===== Material for this task =====
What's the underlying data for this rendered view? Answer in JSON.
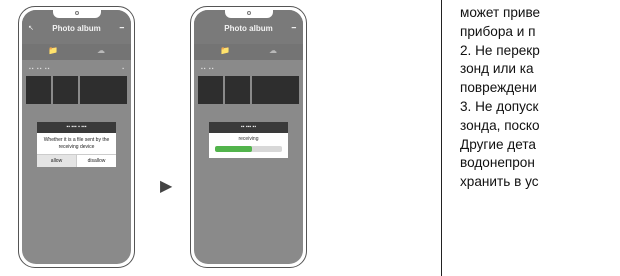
{
  "phone1": {
    "title": "Photo album",
    "back_icon": "back-arrow-icon",
    "menu_icon": "menu-icon",
    "tabs": [
      "folder-icon",
      "cloud-icon"
    ],
    "row_label": "▪▪ ▪▪ ▪▪",
    "row_tick": "▪",
    "dialog": {
      "header": "▪▪ ▪▪▪ ▪ ▪▪▪",
      "message": "Whether it is a file sent by the receiving device",
      "allow": "allow",
      "disallow": "disallow"
    }
  },
  "phone2": {
    "title": "Photo album",
    "menu_icon": "menu-icon",
    "tabs": [
      "folder-icon",
      "cloud-icon"
    ],
    "row_label": "▪▪ ▪▪",
    "dialog": {
      "header": "▪▪ ▪▪▪ ▪▪",
      "label": "receiving",
      "progress": 0.55,
      "progress_color": "#52b44c"
    }
  },
  "arrow": "▶",
  "text_lines": [
    "может приве",
    "прибора и п",
    "2. Не перекр",
    "зонд или ка",
    "повреждени",
    "3. Не допуск",
    "зонда, поско",
    "Другие дета",
    "водонепрон",
    "хранить в ус"
  ]
}
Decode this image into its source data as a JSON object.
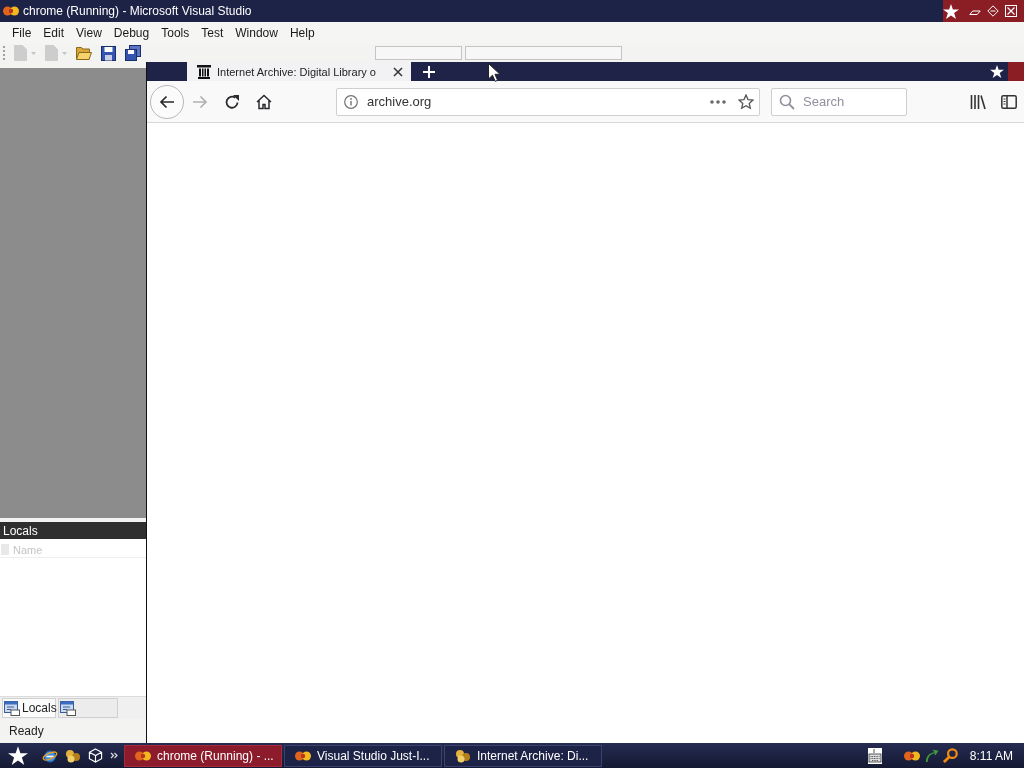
{
  "vs_window": {
    "title": "chrome (Running) - Microsoft Visual Studio",
    "menu": [
      "File",
      "Edit",
      "View",
      "Debug",
      "Tools",
      "Test",
      "Window",
      "Help"
    ],
    "toolbar": [
      {
        "kind": "new_project",
        "disabled": true
      },
      {
        "kind": "add_item",
        "disabled": true
      },
      {
        "kind": "open",
        "disabled": false
      },
      {
        "kind": "save",
        "disabled": false
      },
      {
        "kind": "save_all",
        "disabled": false
      }
    ],
    "locals_panel": {
      "title": "Locals",
      "columns": [
        "Name"
      ],
      "tabs": [
        {
          "label": "Locals",
          "selected": true
        },
        {
          "selected": false
        }
      ]
    },
    "status_bar": {
      "text": "Ready"
    }
  },
  "browser": {
    "tabs": [
      {
        "title": "Internet Archive: Digital Library o",
        "selected": true
      }
    ],
    "nav_buttons": [
      {
        "kind": "back",
        "disabled": false
      },
      {
        "kind": "forward",
        "disabled": true
      },
      {
        "kind": "reload",
        "disabled": false
      },
      {
        "kind": "home",
        "disabled": false
      }
    ],
    "url": "archive.org",
    "search": {
      "placeholder": "Search"
    }
  },
  "taskbar": {
    "buttons": [
      {
        "kind": "studio",
        "label": "chrome (Running) - ...",
        "selected": true
      },
      {
        "kind": "studio",
        "label": "Visual Studio Just-I...",
        "selected": false
      },
      {
        "kind": "browser",
        "label": "Internet Archive: Di...",
        "selected": false
      }
    ],
    "clock": "8:11 AM"
  }
}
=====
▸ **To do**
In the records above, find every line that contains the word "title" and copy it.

▸ **Answer space**
    "title": "Photo album",
    "title": "Photo album",
    "title": "chrome (Running) - Microsoft Visual Studio",
      "title": "Locals",
        "title": "Internet Archive: Digital Library o",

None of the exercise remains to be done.